The Department of Labor issued its final regulations to implement President Obama’s Executive Order raising the minimum wage to $10.10 per hour for workers on federal construction projects. The new minimum wage will not be effective until January 1, 2015, and will apply to most workers and most federal projects.
Executive Order 13658 applies to four major categories of contractual agreements:
- procurement contracts for construction covered by the Davis-Bacon Act (DBA) that exceed $2,000;
- service contracts covered by the Service Contract Act (SCA) that exceed $2,500;
- concessions contracts, including any concessions contract excluded from the SCA by the Department of Labor’s regulations at 29 CFR 4.133(b); and
- contracts in connection with Federal property or lands and related to offering services for Federal employees, their dependents, or the general public.
The final rule contains certain narrow exclusions from coverage for the following types of contractual agreements:
- contracts and agreements with and grants to Indian Tribes under Public Law 93-638, as amended;

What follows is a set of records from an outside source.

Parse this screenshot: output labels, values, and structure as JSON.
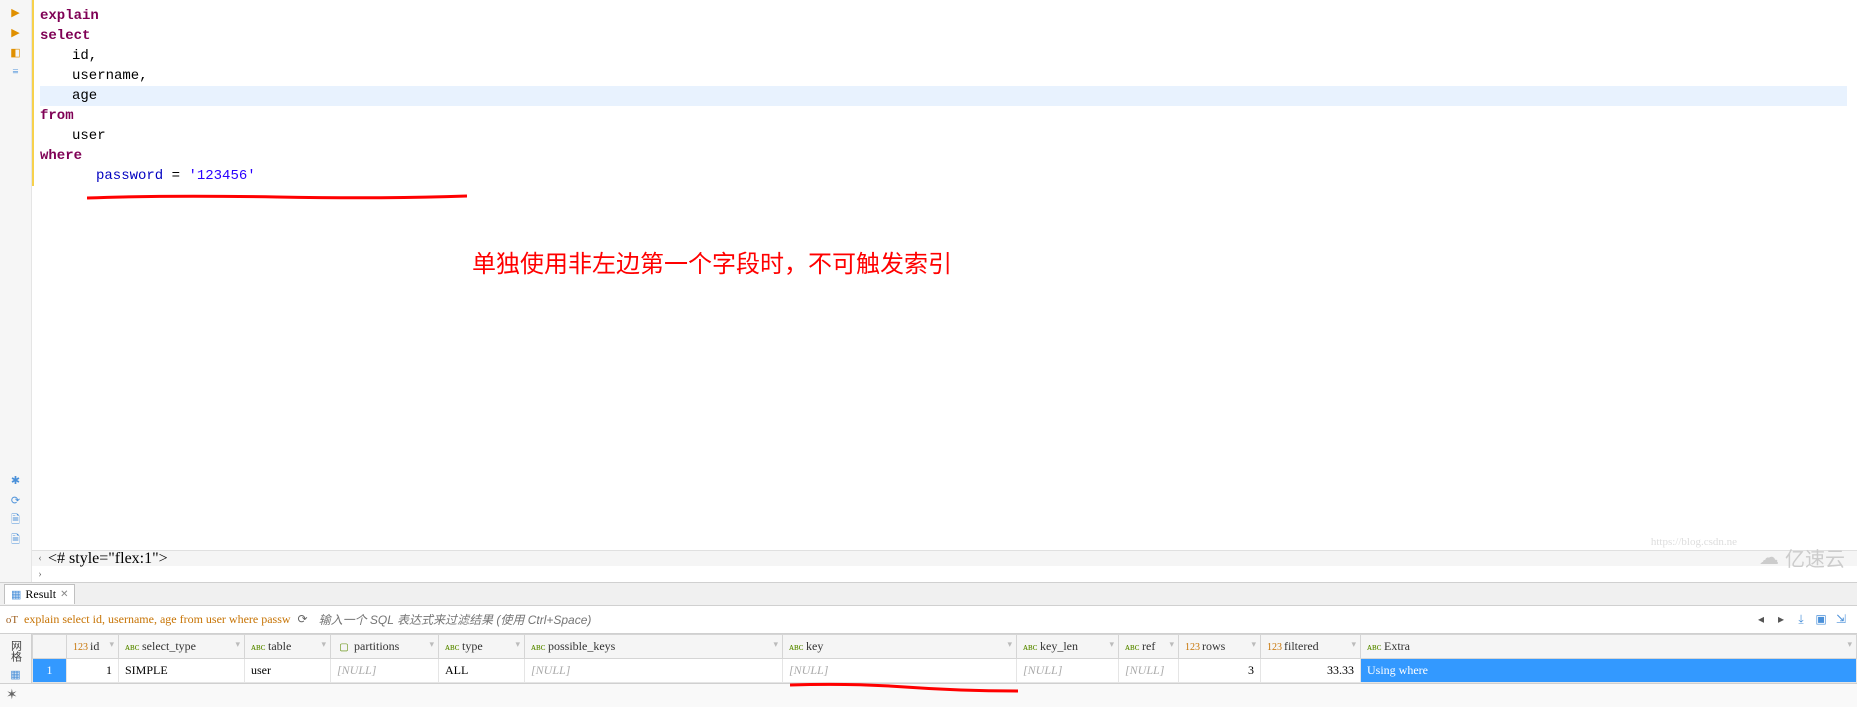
{
  "gutter_icons": [
    "▶",
    "▶",
    "◧",
    "≡"
  ],
  "editor_lower_icons": [
    "✱",
    "⟳",
    "🗎",
    "🗎"
  ],
  "sql": {
    "explain": "explain",
    "select": "select",
    "cols": [
      "id,",
      "username,",
      "age"
    ],
    "from": "from",
    "table": "user",
    "where": "where",
    "cond_col": "password",
    "cond_eq": "=",
    "cond_val": "'123456'"
  },
  "red_note": "单独使用非左边第一个字段时，不可触发索引",
  "result_tab": "Result",
  "query_echo": "explain select id, username, age from user where passw",
  "filter_placeholder": "输入一个 SQL 表达式来过滤结果 (使用 Ctrl+Space)",
  "grid_gutter": "网格",
  "headers": {
    "id": "id",
    "select_type": "select_type",
    "table": "table",
    "partitions": "partitions",
    "type": "type",
    "possible_keys": "possible_keys",
    "key": "key",
    "key_len": "key_len",
    "ref": "ref",
    "rows": "rows",
    "filtered": "filtered",
    "extra": "Extra"
  },
  "row": {
    "num": "1",
    "id": "1",
    "select_type": "SIMPLE",
    "table": "user",
    "partitions": "[NULL]",
    "type": "ALL",
    "possible_keys": "[NULL]",
    "key": "[NULL]",
    "key_len": "[NULL]",
    "ref": "[NULL]",
    "rows": "3",
    "filtered": "33.33",
    "extra": "Using where"
  },
  "watermark": "亿速云",
  "watermark_sub": "https://blog.csdn.ne"
}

- any procurement contracts for construction that are not subject to the DBA (i.e., procurement contracts for construction under $2,000); and

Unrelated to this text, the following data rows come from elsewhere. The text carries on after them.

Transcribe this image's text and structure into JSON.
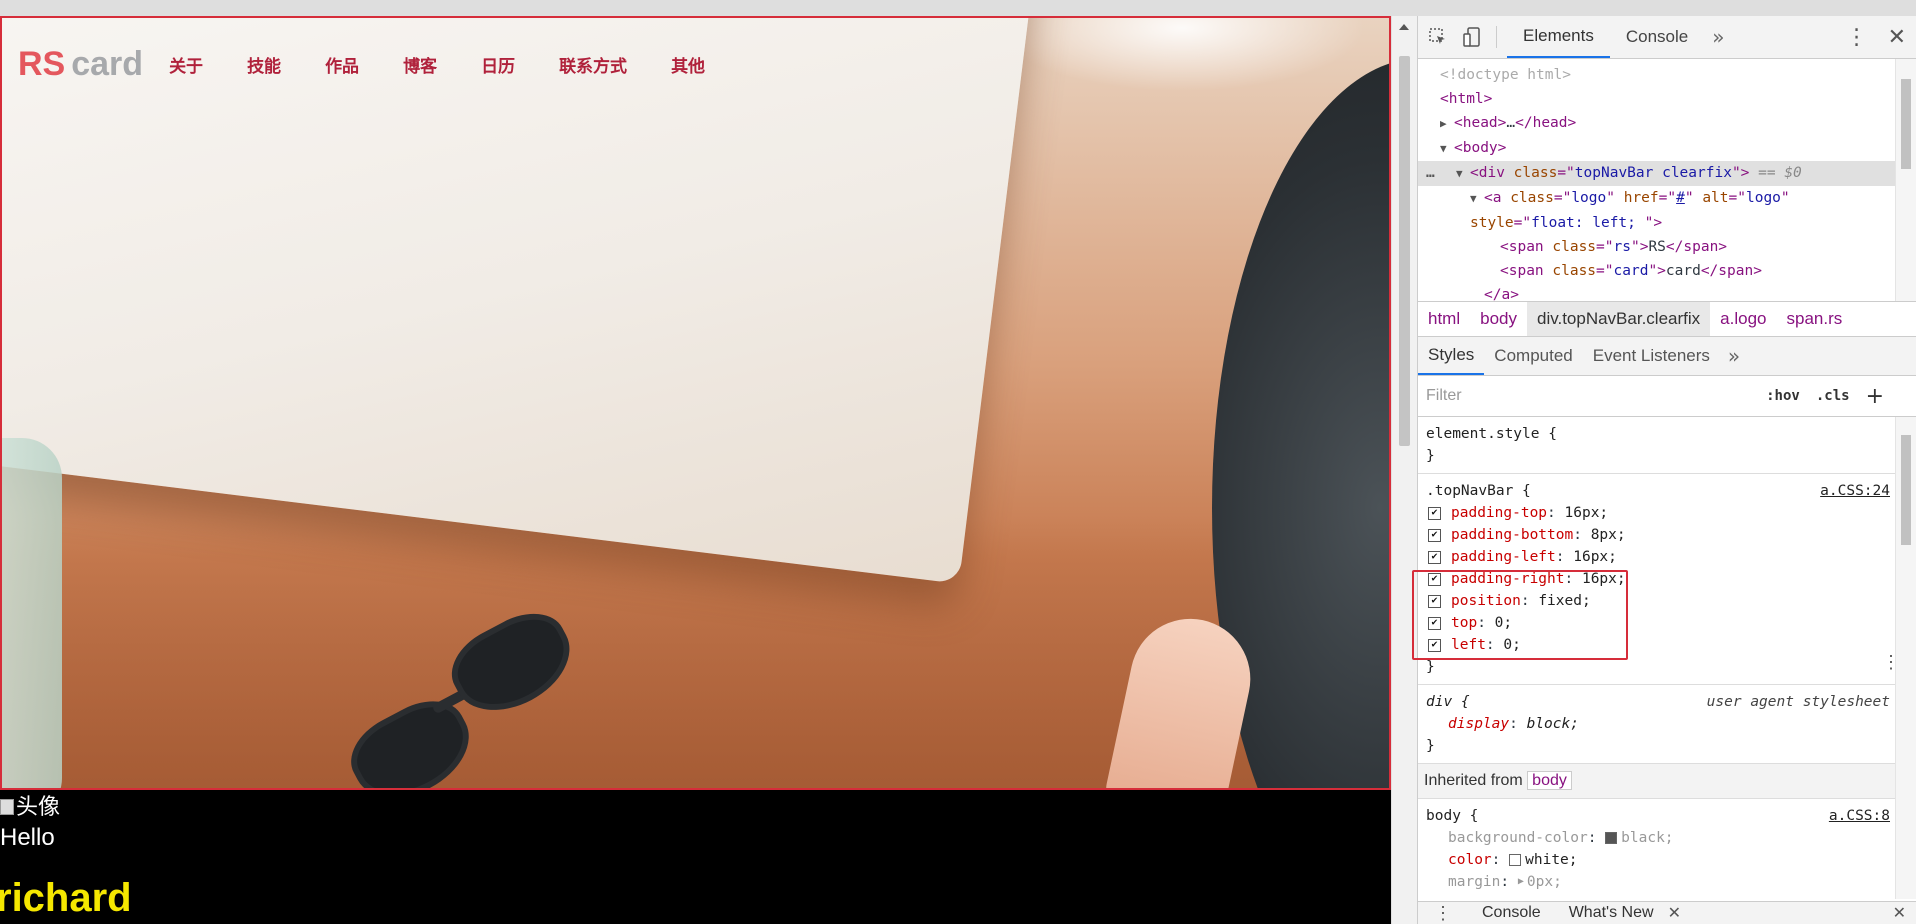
{
  "page": {
    "nav": {
      "logo_rs": "RS",
      "logo_card": "card",
      "links": [
        "关于",
        "技能",
        "作品",
        "博客",
        "日历",
        "联系方式",
        "其他"
      ]
    },
    "avatar_alt": "头像",
    "hello": "Hello",
    "name": "richard"
  },
  "devtools": {
    "tabs": [
      "Elements",
      "Console"
    ],
    "more": "»",
    "dom": {
      "lines": [
        {
          "kind": "comment",
          "text": "<!doctype html>"
        },
        {
          "kind": "simple",
          "text_open": "<",
          "tag": "html",
          "text_close": ">"
        },
        {
          "kind": "collapsed",
          "tag_open": "<head>",
          "ellipsis": "…",
          "tag_close": "</head>"
        },
        {
          "kind": "simple",
          "text_open": "<",
          "tag": "body",
          "text_close": ">"
        }
      ],
      "selected": {
        "tag": "div",
        "attr": "class",
        "value": "topNavBar clearfix",
        "suffix": "== $0"
      },
      "a_line": {
        "tag": "a",
        "attrs": [
          {
            "name": "class",
            "value": "logo"
          },
          {
            "name": "href",
            "value": "#"
          },
          {
            "name": "alt",
            "value": "logo"
          }
        ],
        "style_attr": "style",
        "style_value": "float: left; "
      },
      "spans": [
        {
          "class": "rs",
          "text": "RS"
        },
        {
          "class": "card",
          "text": "card"
        }
      ],
      "close_a": "</a>"
    },
    "breadcrumbs": [
      "html",
      "body",
      "div.topNavBar.clearfix",
      "a.logo",
      "span.rs"
    ],
    "styles_tabs": [
      "Styles",
      "Computed",
      "Event Listeners"
    ],
    "filter_placeholder": "Filter",
    "hov": ":hov",
    "cls": ".cls",
    "rules": {
      "element_style": "element.style {",
      "close": "}",
      "topnav": {
        "selector": ".topNavBar {",
        "source": "a.CSS:24",
        "decls": [
          {
            "prop": "padding-top",
            "val": "16px;"
          },
          {
            "prop": "padding-bottom",
            "val": "8px;"
          },
          {
            "prop": "padding-left",
            "val": "16px;"
          },
          {
            "prop": "padding-right",
            "val": "16px;"
          },
          {
            "prop": "position",
            "val": "fixed;"
          },
          {
            "prop": "top",
            "val": "0;"
          },
          {
            "prop": "left",
            "val": "0;"
          }
        ]
      },
      "div_rule": {
        "selector": "div {",
        "source": "user agent stylesheet",
        "prop": "display",
        "val": "block;"
      },
      "inherited_label": "Inherited from",
      "inherited_from": "body",
      "body_rule": {
        "selector": "body {",
        "source": "a.CSS:8",
        "decls": [
          {
            "prop": "background-color",
            "val": "black;"
          },
          {
            "prop": "color",
            "val": "white;"
          },
          {
            "prop": "margin",
            "val": "0px;"
          }
        ]
      }
    },
    "drawer": [
      "Console",
      "What's New"
    ]
  }
}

- any contracts for services, except for those otherwise expressly covered by the final rule, that are exempted from coverage under the SCA or its implementing regulations.
The new minimum wage will not apply to certain workers, including:
- Apprentices, and messengers;
- Full-time Students; and
- Exempt employees under the FLSA, those working in a bona fide executive, administrative, or professional capacity
Take Away: The regulations implementing President Obama’s Executive Order exceed 250 pages. The Department of Labor published a Fact Sheet that summarizes the rules. But, given the very low contract values and limited exclusions, it is likely that this rule will apply to your workers engaged on federal contracts.
Construction insurance coverage can be confusing and counsel may be necessary to review coverage decisions.
The ever changing landscape of insurance coverage for contractors continues to be clarified in Texas. The Fifth Circuit Court of Appeals applied Texas law in Crownover v. Mid-Continent Casualty Company, concluding that contractors do have insurance coverage to cover claims that a project was not constructed in a good and workmanlike manner.
In this case, the Crownovers hired a contractor to build a house. The contract contained a warranty-to-repair clause. Shortly after construction was completed, cracks began to appear in the walls and foundation, and there were problems with the heating and air conditioning system. The Crownovers demanded that the contractor repair the problems and the contractor refused. The Crownovers brought an arbitration proceeding against the contractor and prevailed, obtaining a judgment that the contractor must pay for repairs to the foundation and HVAC system. The contractor then filed for bankruptcy and the bankruptcy court allowed the Crownovers to pursue their claim against the contractor’s insurer.
The Crownovers sued the contractor’s insurer and the insurer took the position the comprehensive general liability (“CGL”) policy did not cover the Crownovers’ claim because any liability of the contractor was based on the contract with the Crownovers and thus the contractual-liability exclusion applied. The trial court agreed and the Crownovers appealed to the Fifth Circuit Court of Appeals.
The Fifth Circuit Court of Appeals initially decided the case in June, affirming the trial court’s decision. The Crownovers asked the court to look at the issue again, and the court reversed itself this past October.
In ruling in favor of the Crownovers, the court found that the contractual-liability exclusion applied only in those instances where the contractor assumed additional responsibilities beyond those found at common law. Because common law establishes a duty for contractors to repair work that was not carried out in a good and workmanlike manner, the contractual-liability exclusion did not apply.
Take Away: CGL policies may very well provide coverage for faulty work. But, each state’s laws will control how the insurance policy is interpreted and whether coverage will be found.